Infrastructure Australia report on reforming urban water released
Infrastructure Australia today released Reforming Urban Water: A national pathway for change outlining advice for governments and regulators around fundamental changes to the governance and regulation of Australia’s urban water markets.
Australia’s urban water sector provides water, wastewater, recycled water and stormwater services to a range of diverse customers across Australia. Each of these services is governed (to some extent) by state and territory based economic, environmental and health regulation, which aim to:
- Economic regulation – Promote effective competition where possible and encourage efficiency
- Environmental regulation – mitigate the impact of water and wastewater collection, conveyance and treatment on the environment
- Health regulation – mitigate the risk of the provision of unsafe drinking water (and associated human health implications).
Importantly, these different types of regulation interact when determining the efficient and prudent costs – and ultimately, when determining the prices required to recover the costs of service provision.
However, urban water infrastructure is expensive to build and maintain, and faces a number of challenges over the coming years. In particular, a changing climate and substantial population growth is expected to place significant strain on ageing assets. Reform is required to ensure the sector can continue to provide safe, reliable and affordable services into the future. This will require re-shaping the urban water sector, including the range of institutions, regulatory frameworks and decision-making processes to be more efficient, resilient, transparent and accountable.

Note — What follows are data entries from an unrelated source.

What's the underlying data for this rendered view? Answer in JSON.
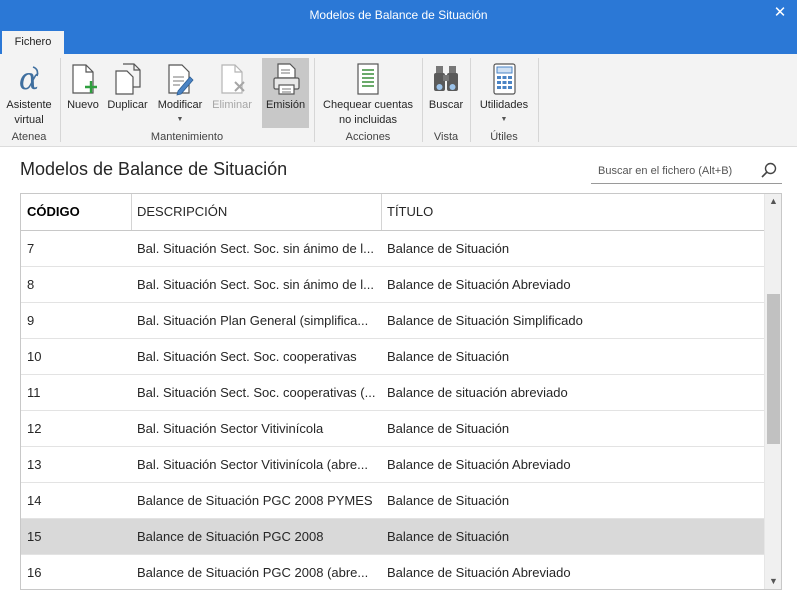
{
  "window": {
    "title": "Modelos de Balance de Situación",
    "close_glyph": "✕"
  },
  "tabs": [
    {
      "label": "Fichero",
      "selected": true
    }
  ],
  "ribbon": {
    "groups": [
      {
        "label": "Atenea",
        "buttons": [
          {
            "label": "Asistente virtual",
            "line1": "Asistente",
            "line2": "virtual",
            "icon": "alpha-icon"
          }
        ]
      },
      {
        "label": "Mantenimiento",
        "buttons": [
          {
            "label": "Nuevo",
            "icon": "new-document-icon"
          },
          {
            "label": "Duplicar",
            "icon": "duplicate-icon"
          },
          {
            "label": "Modificar",
            "icon": "edit-document-icon",
            "dropdown": true
          },
          {
            "label": "Eliminar",
            "icon": "delete-document-icon",
            "disabled": true
          },
          {
            "label": "Emisión",
            "icon": "print-icon",
            "active": true
          }
        ]
      },
      {
        "label": "Acciones",
        "buttons": [
          {
            "label": "Chequear cuentas no incluidas",
            "line1": "Chequear cuentas",
            "line2": "no incluidas",
            "icon": "checklist-icon"
          }
        ]
      },
      {
        "label": "Vista",
        "buttons": [
          {
            "label": "Buscar",
            "icon": "binoculars-icon"
          }
        ]
      },
      {
        "label": "Útiles",
        "buttons": [
          {
            "label": "Utilidades",
            "icon": "calculator-icon",
            "dropdown": true
          }
        ]
      }
    ]
  },
  "page": {
    "title": "Modelos de Balance de Situación",
    "search_placeholder": "Buscar en el fichero (Alt+B)"
  },
  "table": {
    "columns": [
      "CÓDIGO",
      "DESCRIPCIÓN",
      "TÍTULO"
    ],
    "rows": [
      {
        "codigo": "7",
        "descripcion": "Bal. Situación Sect. Soc. sin ánimo de l...",
        "titulo": "Balance de Situación"
      },
      {
        "codigo": "8",
        "descripcion": "Bal. Situación Sect. Soc. sin ánimo de l...",
        "titulo": "Balance de Situación Abreviado"
      },
      {
        "codigo": "9",
        "descripcion": "Bal. Situación Plan General (simplifica...",
        "titulo": "Balance de Situación Simplificado"
      },
      {
        "codigo": "10",
        "descripcion": "Bal. Situación Sect. Soc. cooperativas",
        "titulo": "Balance de Situación"
      },
      {
        "codigo": "11",
        "descripcion": "Bal. Situación Sect. Soc. cooperativas (...",
        "titulo": "Balance de situación abreviado"
      },
      {
        "codigo": "12",
        "descripcion": "Bal. Situación Sector Vitivinícola",
        "titulo": "Balance de Situación"
      },
      {
        "codigo": "13",
        "descripcion": "Bal. Situación Sector Vitivinícola (abre...",
        "titulo": "Balance de Situación Abreviado"
      },
      {
        "codigo": "14",
        "descripcion": "Balance de Situación PGC 2008 PYMES",
        "titulo": "Balance de Situación"
      },
      {
        "codigo": "15",
        "descripcion": "Balance de Situación PGC 2008",
        "titulo": "Balance de Situación",
        "selected": true
      },
      {
        "codigo": "16",
        "descripcion": "Balance de Situación PGC 2008 (abre...",
        "titulo": "Balance de Situación Abreviado"
      }
    ]
  },
  "colors": {
    "accent": "#2b78d6",
    "ribbon_bg": "#f3f3f3",
    "selected_row": "#d9d9d9",
    "new_plus": "#2e9e3e",
    "delete_x": "#a6a6a6"
  }
}
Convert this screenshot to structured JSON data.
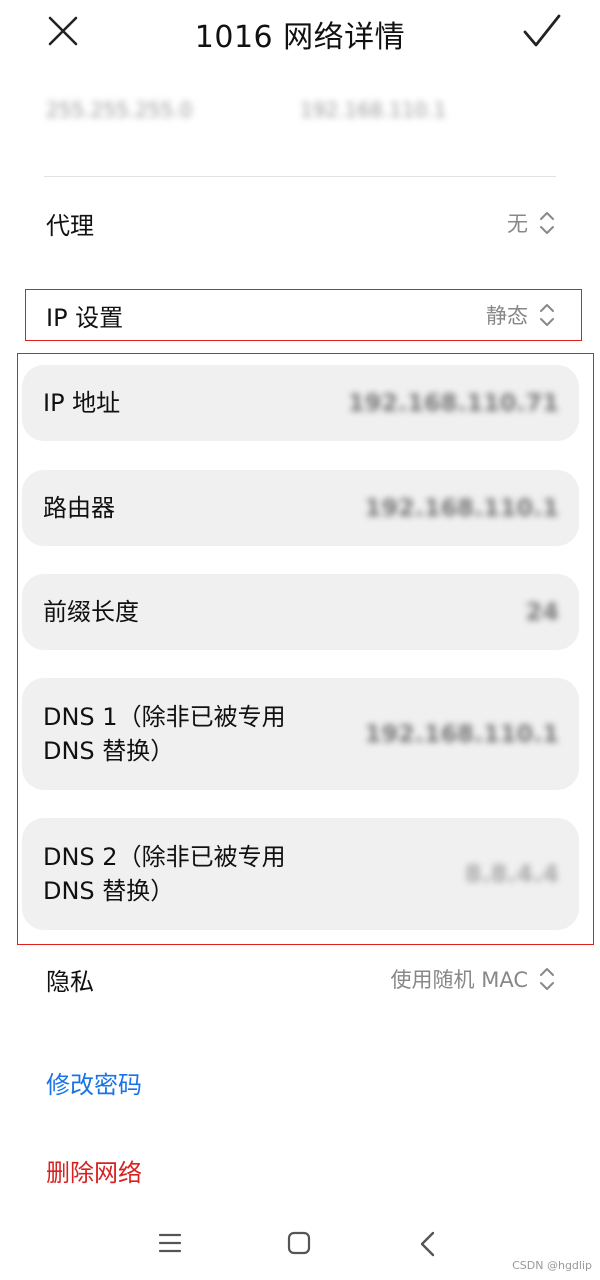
{
  "header": {
    "title": "1016 网络详情"
  },
  "blurred_top": {
    "subnet": "255.255.255.0",
    "gateway": "192.168.110.1"
  },
  "proxy": {
    "label": "代理",
    "value": "无"
  },
  "ip_settings": {
    "label": "IP 设置",
    "value": "静态"
  },
  "static_fields": [
    {
      "label": "IP 地址",
      "value": "192.168.110.71"
    },
    {
      "label": "路由器",
      "value": "192.168.110.1"
    },
    {
      "label": "前缀长度",
      "value": "24"
    },
    {
      "label": "DNS 1（除非已被专用\nDNS 替换）",
      "value": "192.168.110.1"
    },
    {
      "label": "DNS 2（除非已被专用\nDNS 替换）",
      "value": "8.8.4.4"
    }
  ],
  "privacy": {
    "label": "隐私",
    "value": "使用随机 MAC"
  },
  "actions": {
    "modify_password": "修改密码",
    "delete_network": "删除网络"
  },
  "colors": {
    "link_blue": "#1a73e8",
    "delete_red": "#d82020",
    "highlight_red": "#e02020",
    "card_bg": "#f0f0f0"
  },
  "watermark": "CSDN @hgdlip"
}
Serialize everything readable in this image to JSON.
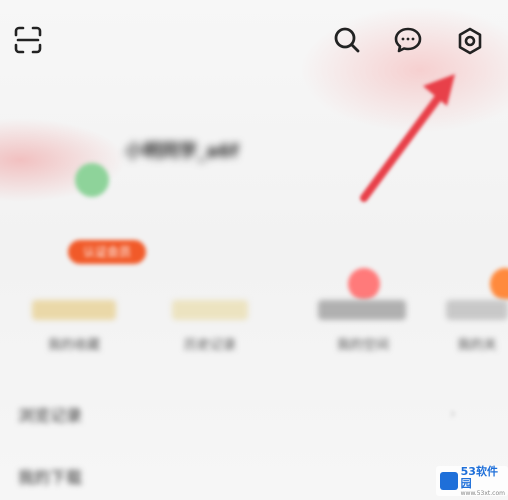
{
  "header": {
    "icons": [
      "scan-icon",
      "search-icon",
      "message-icon",
      "settings-icon"
    ]
  },
  "profile": {
    "username": "小明同学_a6f",
    "level_badge": "认证会员",
    "avatar_color": "#8ed39a"
  },
  "shortcuts": [
    {
      "label": "我的收藏"
    },
    {
      "label": "历史记录"
    },
    {
      "label": "我的空间"
    },
    {
      "label": "我的关"
    }
  ],
  "menu": [
    {
      "label": "浏览记录"
    },
    {
      "label": "我的下载"
    }
  ],
  "watermark": {
    "text": "53软件园",
    "sub": "www.53xt.com"
  },
  "colors": {
    "arrow": "#e8404a",
    "badge": "#f15a29",
    "icon": "#222222"
  }
}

Infrastructure Australia engaged Frontier Economics (Asia-Pacific) and Arup to provide advice on the current state of economic, environmental and health regulation in the Australian urban water sector, and the opportunities for regulatory improvement. Our report set out minimum and best practice standards for economic, environmental and health regulation, assessed each Australian jurisdiction against these standards and outlined the pathway for regulatory improvement.
Our analysis and findings informed Infrastructure Australia’s advocacy and reform agenda in the Australian urban water sector and helped identify areas for reform. In particular, highlighting jurisdictions that have advanced with reforming their regulatory structures can help to identify what has worked, barriers to reform and the benefits that these reforms have delivered for operators and customers alike. These lessons can provide vital guidance for states and territories that may be further from best practice in each area of regulation, and establish links across jurisdictional borders to advance important reforms in line with nationally consistent standards.
Frontier Economics regularly advises clients in the water sector, including government, regulators and businesses.